Latin American news
Please reload page if feed does not appear promptly
Canadian Club is planning
a pig roast party June 26


By the A.M. Costa Rica staff

The Canadian Club of Costa Rica plans a Canada Day celebration June 26 with a pig roast.

The event will be at the Zamora Estates in Santa Ana, said the club.

Tickets will soon be available at the Association of Residents of Costa Rica at 2233-8068 and at the Out of Bounds Hotel and Tourist Center in Escazú at 2288-6762.

The club mentions that no passports will be needed in a reference to the American Colony Committee July 4 celebration that is restricted to U.S. citizens.

The club promises a great view, dancing, swimming and activities for children.

Jamaican police battling
drug gang on extradition


By the A.M. Costa Rica wire services

Police in Jamaica have clashed with gunmen for the second straight day, in violence related to an alleged Jamaican drug lord who faces extradition to the United States.

Troops backed by helicopters battled gunmen allied to reputed gang leader Christopher "Dudus" Coke in a slum in West Kingston Monday.

During the violence that began Sunday, Jamaican officials say two police officers were killed and at least six others were wounded.

The Jamaican government declared a state of emergency Sunday in sections of the capital, Kingston, and nearby St. Andrew.  The government says the emergency clampdown will last at least a month.

The United States has issued an arrest warrant for Coke for alleged cocaine and arms trafficking.  The Jamaican government has called on Coke to surrender to face a U.S. judicial request seeking his extradition.

U.S. officials sent the extradition request for Coke to the Jamaican government nine months ago, but Prime Minister Bruce Golding refused to allow it to be processed, arguing that the evidence in it had been obtained illegally.

But amid growing criticism, Golding said last week that Coke must be arrested and brought to court for a hearing.

The United States and Britain have issued travel advisories for Jamaica because of the threat of violence and unrest.  Coke is the alleged leader of a gang, the Shower Posse, with ties to the ruling Jamaica Labor Party. 

Monday a State Department spokesman said the U.S. Embassy in Kingston will suspend its non-essential services because of the deteriorating situation.

Separately, the violence prompted Air Jamaica to call off three flights from Kingston, two of which were headed to Fort Lauderdale, Florida.  The third flight would have gone to New York.



Latin American news feedsare disabledon archived pages.
For your international reading pleasure:

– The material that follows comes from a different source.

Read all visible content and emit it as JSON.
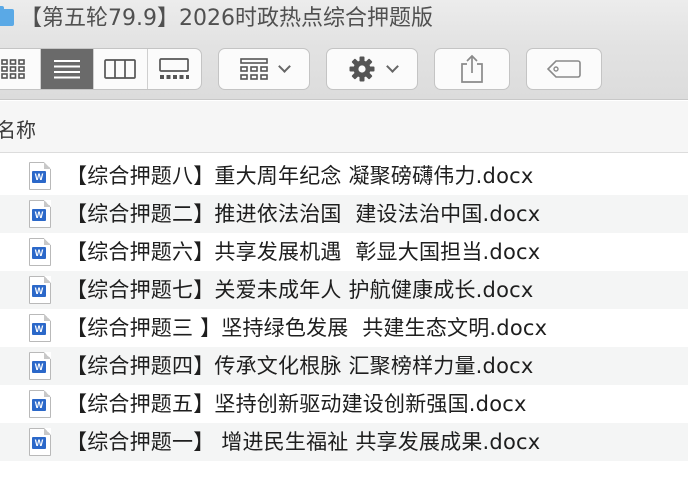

News of Nicaragua
News of Central America
News of Cuba
News of Venezuela
News of Colombia
News of El Salvador

News of Honduras
News of the Dominican Republic
News of Panamá

Home
Tourism
Place
classified ad

Classifieds
Entertainment
Real estate
Rentals
Sports
About us

What we published this week: Monday Tuesday Wednesday Thursday Friday Earlier
The contents of this page and this Web site are copyrighted by Consultantes Río Colorado 2001, 2002, 2003, 2004, 2005, 2006, 2007  and 2008 and may not be reproduced anywhere without permission. Abstracts and fair use are permitted.  Check HERE for details